WHAT IS EXPECTED ▸ The answer must be a single number: how many lines of the entries below include "handle".

DATASET RECORDS ▸
**********

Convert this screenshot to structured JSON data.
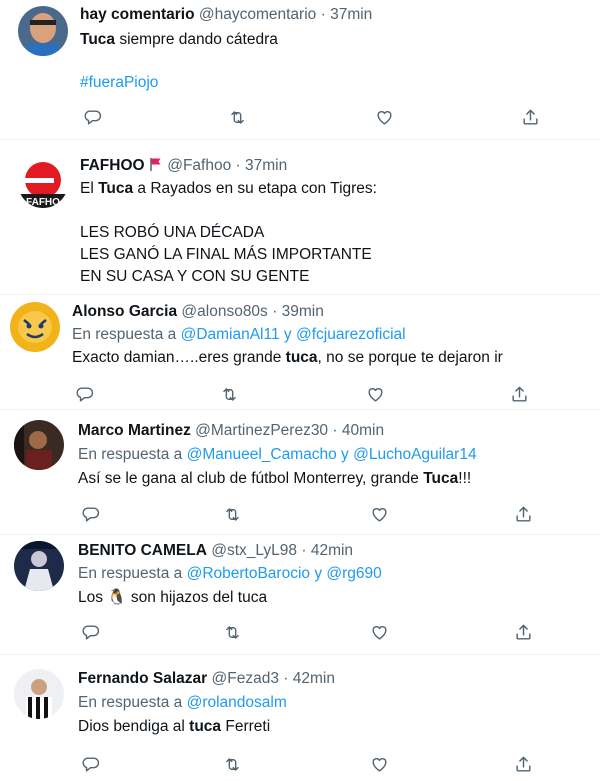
{
  "tweets": [
    {
      "name": "hay comentario",
      "handle": "@haycomentario",
      "time": "37min",
      "text_bold": "Tuca",
      "text_rest": " siempre dando cátedra",
      "hashtag": "#fueraPiojo"
    },
    {
      "name": "FAFHOO",
      "handle": "@Fafhoo",
      "time": "37min",
      "avatar_text": "FAFHO",
      "line1_pre": "El ",
      "line1_bold": "Tuca",
      "line1_post": " a Rayados en su etapa con Tigres:",
      "line2": "LES ROBÓ UNA DÉCADA",
      "line3": "LES GANÓ LA FINAL MÁS IMPORTANTE",
      "line4": "EN SU CASA Y CON SU GENTE"
    },
    {
      "name": "Alonso Garcia",
      "handle": "@alonso80s",
      "time": "39min",
      "reply_prefix": "En respuesta a ",
      "reply_to_1": "@DamianAl11",
      "reply_and": " y ",
      "reply_to_2": "@fcjuarezoficial",
      "text_pre": "Exacto damian…..eres grande ",
      "text_bold": "tuca",
      "text_post": ", no se porque te dejaron ir"
    },
    {
      "name": "Marco Martinez",
      "handle": "@MartinezPerez30",
      "time": "40min",
      "reply_prefix": "En respuesta a ",
      "reply_to_1": "@Manueel_Camacho",
      "reply_and": " y ",
      "reply_to_2": "@LuchoAguilar14",
      "text_pre": "Así se le gana al club de fútbol Monterrey, grande ",
      "text_bold": "Tuca",
      "text_post": "!!!"
    },
    {
      "name": "BENITO CAMELA",
      "handle": "@stx_LyL98",
      "time": "42min",
      "reply_prefix": "En respuesta a ",
      "reply_to_1": "@RobertoBarocio",
      "reply_and": " y ",
      "reply_to_2": "@rg690",
      "text_pre": "Los ",
      "emoji": "🐧",
      "text_post": " son hijazos del tuca"
    },
    {
      "name": "Fernando Salazar",
      "handle": "@Fezad3",
      "time": "42min",
      "reply_prefix": "En respuesta a ",
      "reply_to_1": "@rolandosalm",
      "text_pre": "Dios bendiga al ",
      "text_bold": "tuca",
      "text_post": " Ferreti"
    }
  ],
  "separator": "·",
  "icons": [
    "reply-icon",
    "retweet-icon",
    "like-icon",
    "share-icon",
    "flag-icon"
  ],
  "colors": {
    "link": "#1d9bf0",
    "muted": "#536471",
    "text": "#0f1419",
    "flag": "#e0245e"
  }
}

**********

RESPONSE BOX ▸ 6